The travel itinerary for the second part of the World Championship, with Austin (Texas, USA), Fuji (Japan), Shanghai (China), Sakhir (Bahrain) and Sao Paulo (Brazil) as the destinations, adds up to around 40,000 kilometres – which is almost exactly equivalent to a trip around the globe. The team’s air freight for this enterprise is 35 tons. Nevertheless, only indispensible items are taken on board. The team’s hospitality, for example, isn’t one of the essentials. The works team eats in the paddock canteen.
Air cargo is complex. Like in the classic computer game Tetris, items have to be
stacked without gaps, using the aircraft’s hold including any sloping sections. The area for the Porsche freight is limited to 12 units. Each of them measures 304 by 230 centimetres and, when fully loaded, should not be heavier than 3000 kilograms, otherwise the basic costs increase. Months ago it was calculated it was 12 units that would be needed. The cargo list contains several thousand items.
In order to ensure that everything fits into the limited space, the team always had the air freight requirements in mind when making decisions over what to purchase – whether for a tool cabinet, packaging for the drivers’ helmets, or an engine box. Furthermore, similar to moving house, the rule is: whatever is needed first at the destination, must be immediately available. Perfect organisation is essential to build up the garage on time, and once a three-ton container has been unloaded in a freight packed pit lane it sits there until it is empty.
The air freight goes on an Atlas Air 747 cargo plane, chartered by DHL and shared with other WEC teams. It took off on September 11 from the Frankfurt-Hahn airport in Germany to fly to Austin, Tokyo, Shanghai, Manama and Sao Paulo. Obviously the Porsche Team had to arrange everything from scratch in its debut season. Ten tailor made containers have been purchased. Six of them, the so called Q7, have sloping tops, two are the flatter Q6 and two are “winged lowers”, shaped especially for the lower cargo space in the aircraft.

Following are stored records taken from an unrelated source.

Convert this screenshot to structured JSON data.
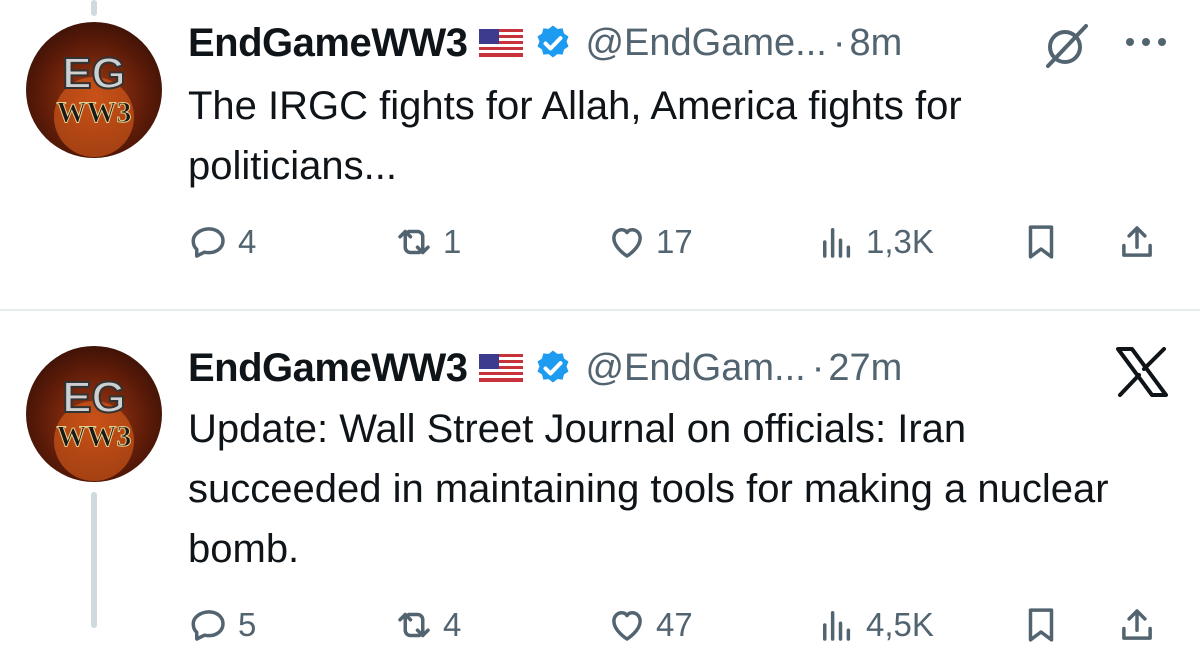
{
  "tweets": [
    {
      "display_name": "EndGameWW3",
      "handle": "@EndGame...",
      "dot": "·",
      "time": "8m",
      "avatar_text": "EG WW3",
      "text": "The IRGC fights for Allah, America fights for politicians...",
      "replies": "4",
      "reposts": "1",
      "likes": "17",
      "views": "1,3K",
      "top_icon": "grok-icon"
    },
    {
      "display_name": "EndGameWW3",
      "handle": "@EndGam...",
      "dot": "·",
      "time": "27m",
      "avatar_text": "EG WW3",
      "text": "Update: Wall Street Journal on officials: Iran succeeded in maintaining tools for making a nuclear bomb.",
      "replies": "5",
      "reposts": "4",
      "likes": "47",
      "views": "4,5K",
      "top_icon": "x-logo-icon"
    }
  ],
  "colors": {
    "text": "#0f1419",
    "secondary": "#536471",
    "verified": "#1d9bf0",
    "thread_line": "#cfd9de",
    "divider": "#e7ecef"
  }
}
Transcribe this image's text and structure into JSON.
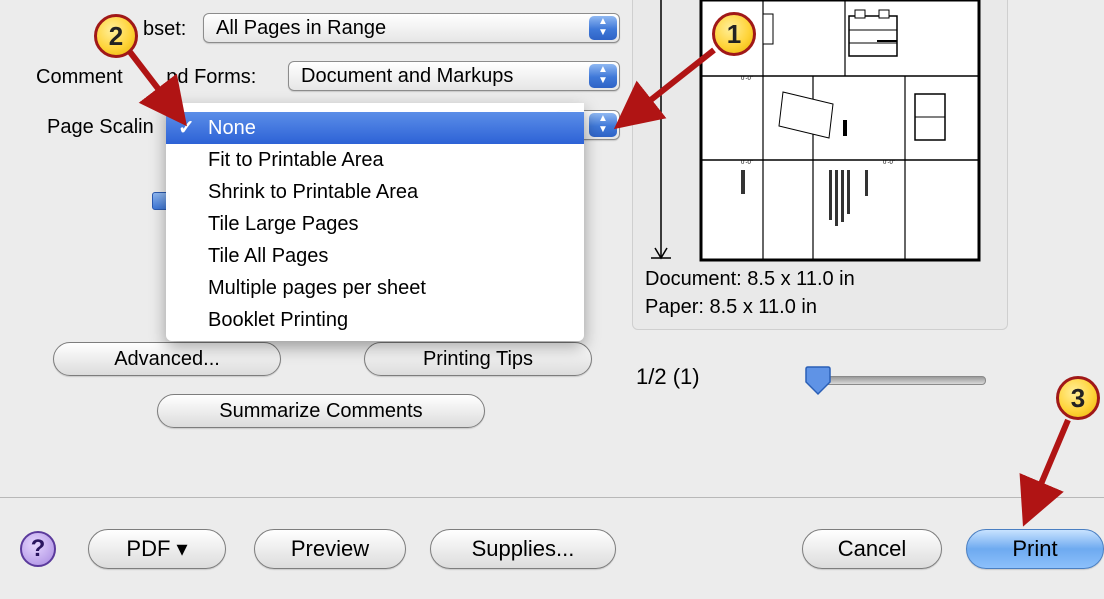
{
  "options": {
    "subset_label_visible": "bset:",
    "subset_value": "All Pages in Range",
    "comments_label_left": "Comment",
    "comments_label_right": "nd Forms:",
    "comments_value": "Document and Markups",
    "page_scaling_label": "Page Scalin"
  },
  "scaling_menu": {
    "items": [
      {
        "label": "None",
        "selected": true
      },
      {
        "label": "Fit to Printable Area"
      },
      {
        "label": "Shrink to Printable Area"
      },
      {
        "label": "Tile Large Pages"
      },
      {
        "label": "Tile All Pages"
      },
      {
        "label": "Multiple pages per sheet"
      },
      {
        "label": "Booklet Printing"
      }
    ],
    "checkmark": "✓"
  },
  "buttons": {
    "advanced": "Advanced...",
    "printing_tips": "Printing Tips",
    "summarize": "Summarize Comments",
    "pdf": "PDF ▾",
    "preview": "Preview",
    "supplies": "Supplies...",
    "cancel": "Cancel",
    "print": "Print",
    "help": "?"
  },
  "preview_pane": {
    "document_size": "Document: 8.5 x 11.0 in",
    "paper_size": "Paper: 8.5 x 11.0 in",
    "page_indicator": "1/2 (1)",
    "slider_position": 0.0
  },
  "callouts": [
    "1",
    "2",
    "3"
  ],
  "colors": {
    "selection": "#2d62d6",
    "callout_fill": "#ffd43b",
    "callout_border": "#a01818",
    "arrow": "#b01414"
  }
}
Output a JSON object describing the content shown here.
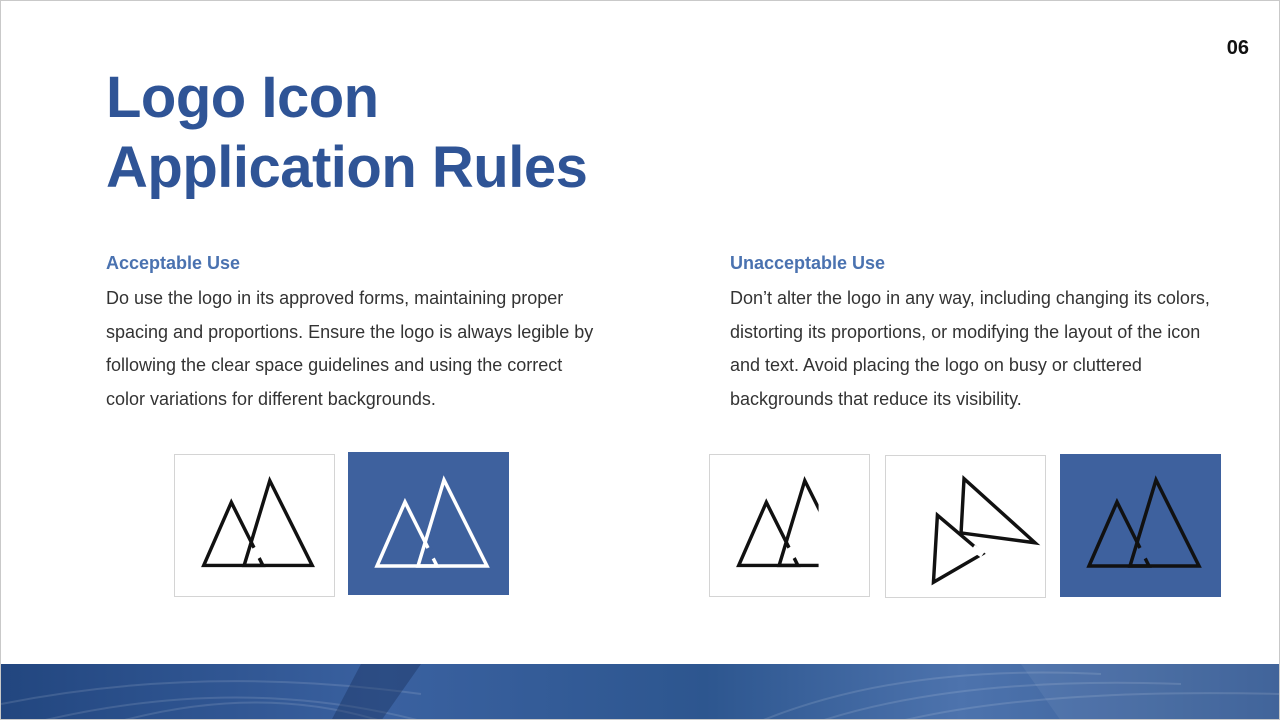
{
  "page_number": "06",
  "title": {
    "line1": "Logo Icon",
    "line2": "Application Rules"
  },
  "acceptable": {
    "heading": "Acceptable Use",
    "body": "Do use the logo in its approved forms, maintaining proper spacing and proportions. Ensure the logo is always legible by following the clear space guidelines and using the correct color variations for different backgrounds."
  },
  "unacceptable": {
    "heading": "Unacceptable Use",
    "body": "Don’t alter the logo in any way, including changing its colors, distorting its proportions, or modifying the layout of the icon and text. Avoid placing the logo on busy or cluttered backgrounds that reduce its visibility."
  },
  "colors": {
    "brand_blue": "#2f5496",
    "heading_blue": "#4a72b0",
    "tile_blue": "#3e619e",
    "logo_black": "#111111",
    "logo_white": "#ffffff"
  },
  "icons": {
    "logo": "mountain-logo-icon"
  }
}
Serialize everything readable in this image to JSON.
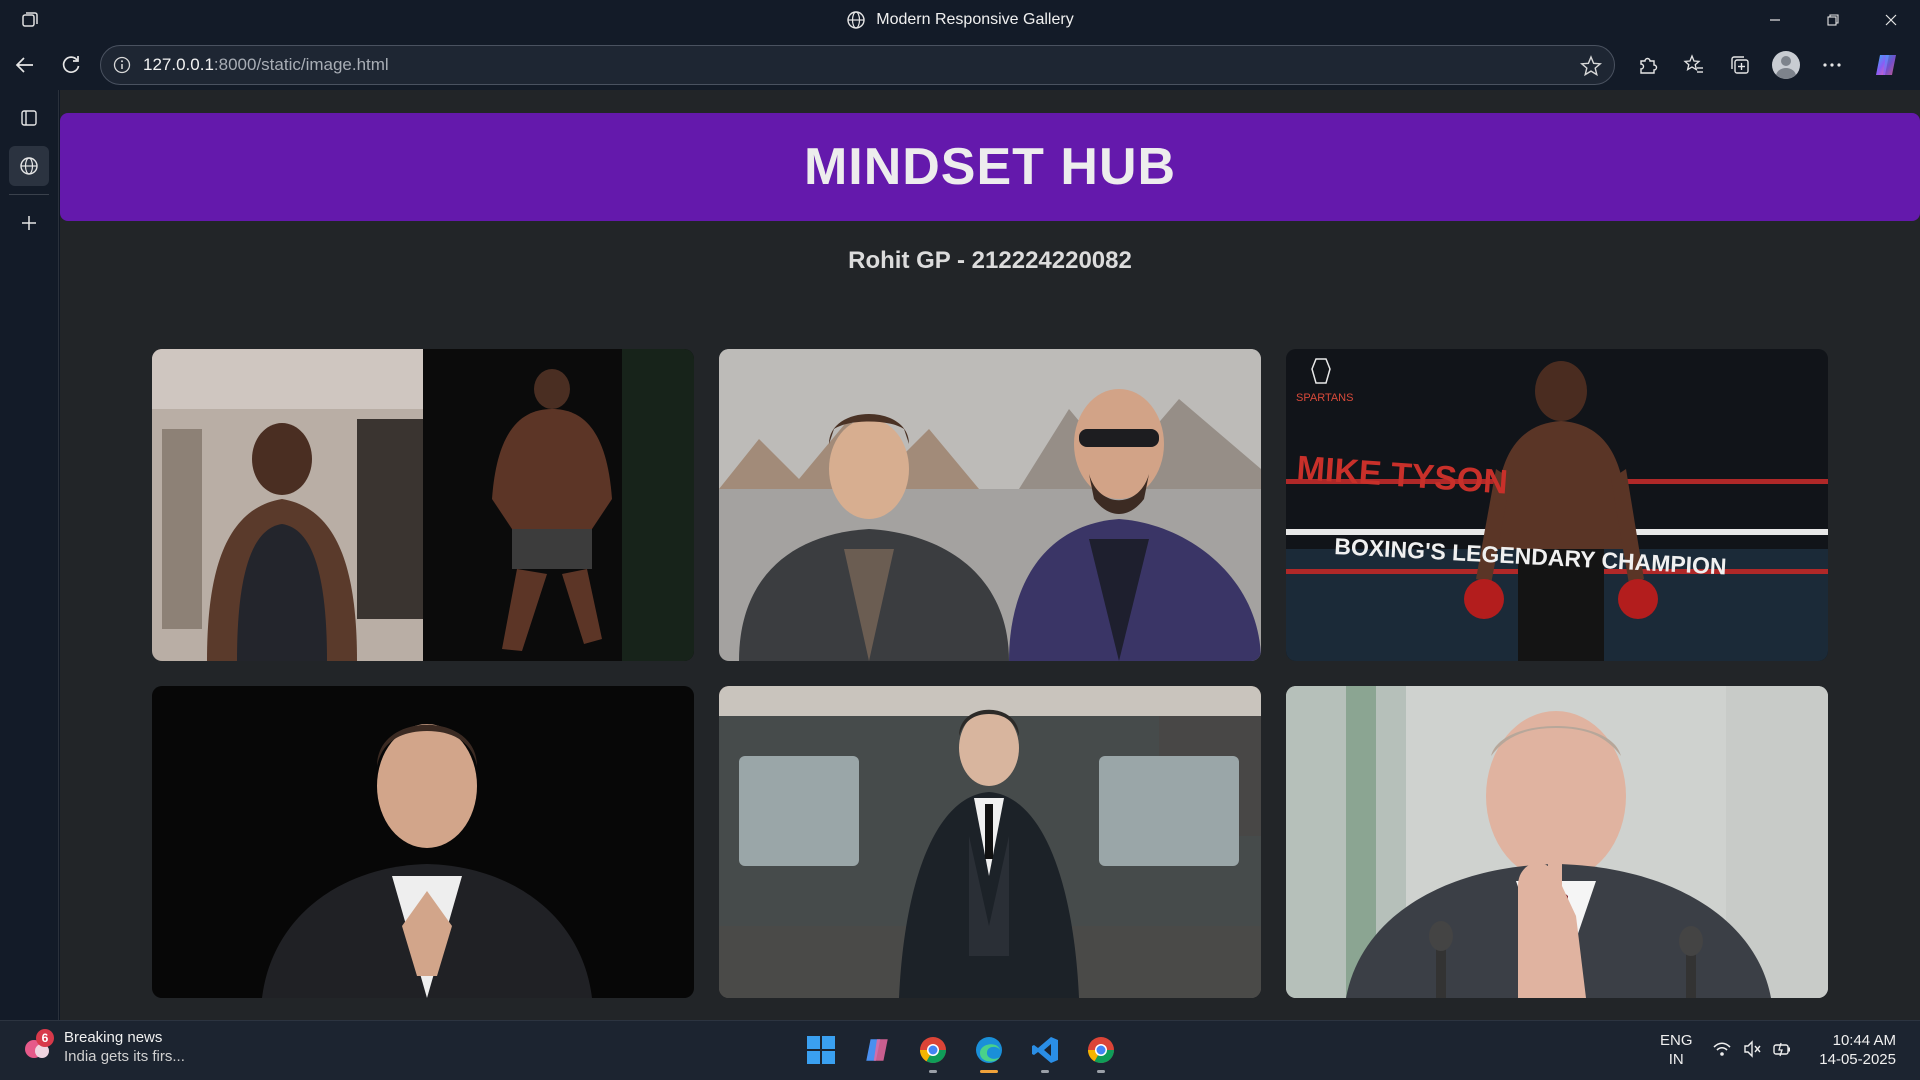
{
  "window": {
    "title": "Modern Responsive Gallery"
  },
  "address_bar": {
    "host": "127.0.0.1",
    "path": ":8000/static/image.html"
  },
  "page": {
    "header_title": "MINDSET HUB",
    "subtitle": "Rohit GP - 212224220082",
    "gallery": [
      {
        "name": "transformation-photo",
        "description": "before-after fitness transformation"
      },
      {
        "name": "two-men-suits-photo",
        "description": "two men in coats"
      },
      {
        "name": "boxer-photo",
        "overlay_title": "MIKE TYSON",
        "overlay_subtitle": "BOXING'S LEGENDARY CHAMPION",
        "logo_text": "SPARTANS"
      },
      {
        "name": "businessman-photo",
        "description": "man in suit, hands steepled, dark background"
      },
      {
        "name": "vintage-car-man-photo",
        "description": "man in three-piece suit by vintage car"
      },
      {
        "name": "finger-to-lips-photo",
        "description": "man in suit with finger on lips"
      }
    ]
  },
  "taskbar": {
    "news_badge": "6",
    "news_title": "Breaking news",
    "news_snippet": "India gets its firs...",
    "lang_1": "ENG",
    "lang_2": "IN",
    "time": "10:44 AM",
    "date": "14-05-2025"
  },
  "colors": {
    "header_bg": "#6419ac",
    "page_bg": "#222528",
    "browser_chrome": "#131b28",
    "accent_overlay": "#c8302a"
  }
}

They are more efficient than anything you can buy ready-made, and save a lot of packing material compared to stacking single boxes one on top of another. Each Q7, for example, is 120 kilos lighter than those normally used in Formula One. Plus, it can be loaded onto the aircraft with no net around it, which saves another 1.3 centimetres in height. Alongside the ten lightweight containers, the remaining two units accommodate the big parts, such as the flight case with the spare chassis or the hundred wheel rims.
Each of the 12 units has a unique worldwide number plate and each component
packed inside the containers has a QR code, so that by using a scanner everything can be located. This painstaking organisation doesn’t just achieve labour and cost efficiency. Customs offices, too, have a need for information. Whether the serial numbers of the 120 radios, the number of chassis components, packets of screws, or rolls of tape – Porsche puts a lot of effort in reliable documentation. Everything imported into the various countries has to be exported out again. The containers are xrayed, and customs officers may, of course, want to unpack them. Time for this is factored into the schedules.
The two race cars don’t fit into containers. The Porsche 919 Hybrids travel securely strapped down onto extra car racks. All of their fluids have been drained, fragile body parts, such as the wing mirrors and front and rear wings, have been packed safely elsewhere. Fitting a set of used tyres is just right for travelling around the world. Between the races some components go back and forth. For example, the two-litre fourcylinder engines for rebuilding in Weissach.
Hazardous materials go separately. These include adhesives and resins, as well as spray cans and the lithium-ion batteries for the hybrid drive systems. These batteries even require permission from federal aviation administration offices in the various countries. The fact that Porsche possesses considerable expertise in hybrid matters helps the race team, but the procedures are time-consuming nonetheless. The hazardous materials also have to stay in a secure room for 48 hours before and after every flight without being moved. Fuel is shipped by Porsche’s partner Shell, and ExxonMobil brings all the oils and lubricants to the tracks. Michelin sends the tyres.
The team also ships some items by sea, which is considerably less expensive, but also much slower. Equipment shipped in August will only return in January. But then this doubles or triples what is needed. Because of the long distances there are three sets of sea freight on the high seas. The contents consist of relatively inexpensive but heavy equipment. Metal posts, for example. Instead of flying 20 of those heavy Tensator barriers around the world, it is cheaper to buy sixty of them and load them onto three vessels. It’s all about efficiency.